But what about art made from the right side of us? This is tricky. The right side is open, curious, naive, feeling, disorderly, awe-struck with everything, childlike.  Let's take it a step further. Do you ever notice when you experience something TRULY new, how it feels? Not many things are new to us in our society. But when they are, we are really LEARNING. We see our world more OPEN. We are more curious all of a sudden. We feel exhilarated. We see others differently, often. We are less separated. And what is weird is that there are opportunities all the time to do this.

Going outside of my comfort zone has been on my mind with all of this lately. This relates directly with the right brain, as I can see it. But there are things that I say are outside of my comfort zone, but really are not. I'm planning a trip to SouthEast Asia. Wow. SOOO out of my comfort! A new culture, new religion, new adventures. And this is true. But in a way, I'm REALLY comfortable with foreign things. I don't know WHAT they are, but I'm very agreeable to have them around and try them. I think it is civilized. I think it is cultured to travel. And I'm correct. But that's not outside of my comfort zone in any way. Culture, especially education and foreign culture, are things I have come to revere and cherish. So that's not REALLY pushing myself, in a lot of respects, though it's still a good thing.
But last week something did push me.

 I met my first gamer.

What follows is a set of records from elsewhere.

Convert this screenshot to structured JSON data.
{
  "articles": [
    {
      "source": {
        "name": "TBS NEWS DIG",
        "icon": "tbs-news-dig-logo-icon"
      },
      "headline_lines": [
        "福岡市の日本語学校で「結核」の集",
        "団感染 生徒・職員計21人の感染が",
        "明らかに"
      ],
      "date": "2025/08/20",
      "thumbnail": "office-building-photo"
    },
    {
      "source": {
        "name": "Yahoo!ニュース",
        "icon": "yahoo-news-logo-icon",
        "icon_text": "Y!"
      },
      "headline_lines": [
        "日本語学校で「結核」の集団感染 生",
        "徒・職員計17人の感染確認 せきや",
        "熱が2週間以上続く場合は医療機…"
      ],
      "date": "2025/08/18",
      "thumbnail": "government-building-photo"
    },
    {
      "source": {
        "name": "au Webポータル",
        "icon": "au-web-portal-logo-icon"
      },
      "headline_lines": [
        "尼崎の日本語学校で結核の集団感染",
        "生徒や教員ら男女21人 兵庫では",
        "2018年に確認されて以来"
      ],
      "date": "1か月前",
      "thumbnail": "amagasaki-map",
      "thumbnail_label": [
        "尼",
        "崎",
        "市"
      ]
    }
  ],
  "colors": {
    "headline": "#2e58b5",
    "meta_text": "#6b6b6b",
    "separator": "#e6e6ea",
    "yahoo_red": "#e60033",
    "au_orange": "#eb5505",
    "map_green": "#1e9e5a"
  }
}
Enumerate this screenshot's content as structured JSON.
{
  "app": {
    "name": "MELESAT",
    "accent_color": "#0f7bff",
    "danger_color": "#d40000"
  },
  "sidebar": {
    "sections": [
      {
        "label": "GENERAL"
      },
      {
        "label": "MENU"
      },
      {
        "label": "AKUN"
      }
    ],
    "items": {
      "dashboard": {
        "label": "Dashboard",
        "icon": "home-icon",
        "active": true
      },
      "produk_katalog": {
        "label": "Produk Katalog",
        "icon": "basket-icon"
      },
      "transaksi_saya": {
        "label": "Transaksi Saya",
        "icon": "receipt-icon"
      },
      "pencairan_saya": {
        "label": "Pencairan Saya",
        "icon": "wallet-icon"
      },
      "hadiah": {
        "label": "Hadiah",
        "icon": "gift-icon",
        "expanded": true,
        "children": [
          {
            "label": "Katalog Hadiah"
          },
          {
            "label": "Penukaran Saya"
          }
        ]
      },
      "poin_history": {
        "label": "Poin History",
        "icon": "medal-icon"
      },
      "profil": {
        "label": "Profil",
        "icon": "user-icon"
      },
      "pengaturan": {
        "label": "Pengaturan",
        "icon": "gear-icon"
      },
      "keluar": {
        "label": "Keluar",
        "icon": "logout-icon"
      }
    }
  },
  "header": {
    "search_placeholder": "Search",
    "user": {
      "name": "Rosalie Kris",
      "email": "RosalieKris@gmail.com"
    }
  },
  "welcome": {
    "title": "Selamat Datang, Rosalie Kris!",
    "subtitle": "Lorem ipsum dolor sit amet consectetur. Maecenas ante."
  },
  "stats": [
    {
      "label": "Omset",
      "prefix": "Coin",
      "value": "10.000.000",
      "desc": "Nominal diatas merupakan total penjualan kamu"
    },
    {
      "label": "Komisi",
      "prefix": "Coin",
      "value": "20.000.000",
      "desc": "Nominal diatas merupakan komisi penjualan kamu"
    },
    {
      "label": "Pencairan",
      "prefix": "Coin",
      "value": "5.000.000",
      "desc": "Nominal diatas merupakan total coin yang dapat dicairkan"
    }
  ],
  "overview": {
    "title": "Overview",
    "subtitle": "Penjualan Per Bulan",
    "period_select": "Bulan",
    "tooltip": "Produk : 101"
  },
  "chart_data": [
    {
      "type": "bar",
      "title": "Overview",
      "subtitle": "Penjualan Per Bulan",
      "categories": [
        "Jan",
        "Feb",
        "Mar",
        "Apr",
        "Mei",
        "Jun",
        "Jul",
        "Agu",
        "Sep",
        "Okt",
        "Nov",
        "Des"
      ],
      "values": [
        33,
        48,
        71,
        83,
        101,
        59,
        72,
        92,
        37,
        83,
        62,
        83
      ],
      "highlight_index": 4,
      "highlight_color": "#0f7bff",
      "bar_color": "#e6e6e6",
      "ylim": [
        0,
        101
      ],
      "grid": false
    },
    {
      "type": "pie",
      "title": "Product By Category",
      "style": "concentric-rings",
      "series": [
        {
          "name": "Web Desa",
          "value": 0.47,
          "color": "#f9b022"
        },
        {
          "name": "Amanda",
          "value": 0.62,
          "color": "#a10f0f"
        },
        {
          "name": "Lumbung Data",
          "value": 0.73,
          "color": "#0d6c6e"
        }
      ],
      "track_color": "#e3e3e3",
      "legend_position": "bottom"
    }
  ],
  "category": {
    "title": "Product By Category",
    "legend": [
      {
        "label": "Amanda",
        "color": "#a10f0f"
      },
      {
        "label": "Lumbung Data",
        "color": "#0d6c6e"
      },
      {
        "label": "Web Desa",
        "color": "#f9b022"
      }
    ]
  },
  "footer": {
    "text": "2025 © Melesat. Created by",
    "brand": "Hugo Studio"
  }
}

Yes, like a Dungeons and Dragons gamer. And I liked him. And I was so, so uncomfortable. Role-playing?? Characters that go on for years and have make-believe battles with each other?? Folks, for those of you who are as clueless to this world as I am, it doesn't involve video games or board games. It is like theater acting on crack mixed with ultimate nerdhood.
So here this guy is, telling me very honestly and kindly, about what he likes to play. And there I was, trying my best to keep my judgments out of my head. "Do you have a job, young man?" was what I wanted to say. Yikes! How very conservative of me.
BUT NO!!
This is the funny part. If I had met this man in Cambodia, say, and he was a local telling me about this wonderful theater-acting game they play, I would have jumped on the occasion to play with him. But because I live in Tennessee ( and come from the oh-so-cultured New York city) and have this big ol' left brain critiquing what this guy was telling me, I could barely hear what he was saying over my own judgments.
Damnit.
What a chance missed! If I had been more present with this situation, I would have seen that this was a new place for me. I know nothing about that world. I have never played one of these "games". They have always been too uncool for me. But I don't even know what they are!! And this happens ALL THE TIME. I walk away from new things due to my own fears of them. So in a way, our right brain is also the place where fear comes from.
And as grateful as I am to have this part of my body, and feel fear to keep me alive, it is not the part of my brain that I want to paint by. Nor have relationships from.
Maybe I like art that breaks my own story lines. Something to think about .. no pun intended.

Gamers are my new heroes, by the way.